(STORED DATA)
· · · · · · ·
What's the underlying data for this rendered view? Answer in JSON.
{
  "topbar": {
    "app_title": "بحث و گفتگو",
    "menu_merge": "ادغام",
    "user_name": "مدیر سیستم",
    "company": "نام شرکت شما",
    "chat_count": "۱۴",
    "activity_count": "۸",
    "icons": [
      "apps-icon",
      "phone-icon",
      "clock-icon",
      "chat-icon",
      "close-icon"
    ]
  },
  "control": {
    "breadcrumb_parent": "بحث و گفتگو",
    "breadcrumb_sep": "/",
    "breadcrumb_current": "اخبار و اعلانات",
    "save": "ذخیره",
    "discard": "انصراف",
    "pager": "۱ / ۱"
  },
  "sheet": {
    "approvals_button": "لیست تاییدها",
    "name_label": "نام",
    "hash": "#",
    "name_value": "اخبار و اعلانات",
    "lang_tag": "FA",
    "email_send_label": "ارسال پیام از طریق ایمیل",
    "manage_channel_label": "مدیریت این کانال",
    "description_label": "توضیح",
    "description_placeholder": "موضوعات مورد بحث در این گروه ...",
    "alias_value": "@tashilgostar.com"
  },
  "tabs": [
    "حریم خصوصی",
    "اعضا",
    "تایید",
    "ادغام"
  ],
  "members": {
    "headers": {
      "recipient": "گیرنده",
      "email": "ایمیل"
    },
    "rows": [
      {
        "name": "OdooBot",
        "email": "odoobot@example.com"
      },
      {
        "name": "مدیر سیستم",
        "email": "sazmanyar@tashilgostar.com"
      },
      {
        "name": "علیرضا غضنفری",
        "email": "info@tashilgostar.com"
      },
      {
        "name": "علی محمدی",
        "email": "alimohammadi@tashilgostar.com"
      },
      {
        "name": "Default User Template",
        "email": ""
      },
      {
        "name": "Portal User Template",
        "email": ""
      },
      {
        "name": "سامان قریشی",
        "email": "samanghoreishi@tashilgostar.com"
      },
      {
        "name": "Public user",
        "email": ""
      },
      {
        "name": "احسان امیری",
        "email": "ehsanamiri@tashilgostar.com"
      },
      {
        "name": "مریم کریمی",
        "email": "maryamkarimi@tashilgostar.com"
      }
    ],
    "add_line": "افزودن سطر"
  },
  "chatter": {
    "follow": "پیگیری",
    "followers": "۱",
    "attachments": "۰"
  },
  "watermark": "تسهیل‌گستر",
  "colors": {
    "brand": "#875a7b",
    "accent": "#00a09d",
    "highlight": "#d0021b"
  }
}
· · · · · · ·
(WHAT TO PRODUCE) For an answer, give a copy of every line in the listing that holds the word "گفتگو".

(RESULT)
    "app_title": "بحث و گفتگو",
    "breadcrumb_parent": "بحث و گفتگو",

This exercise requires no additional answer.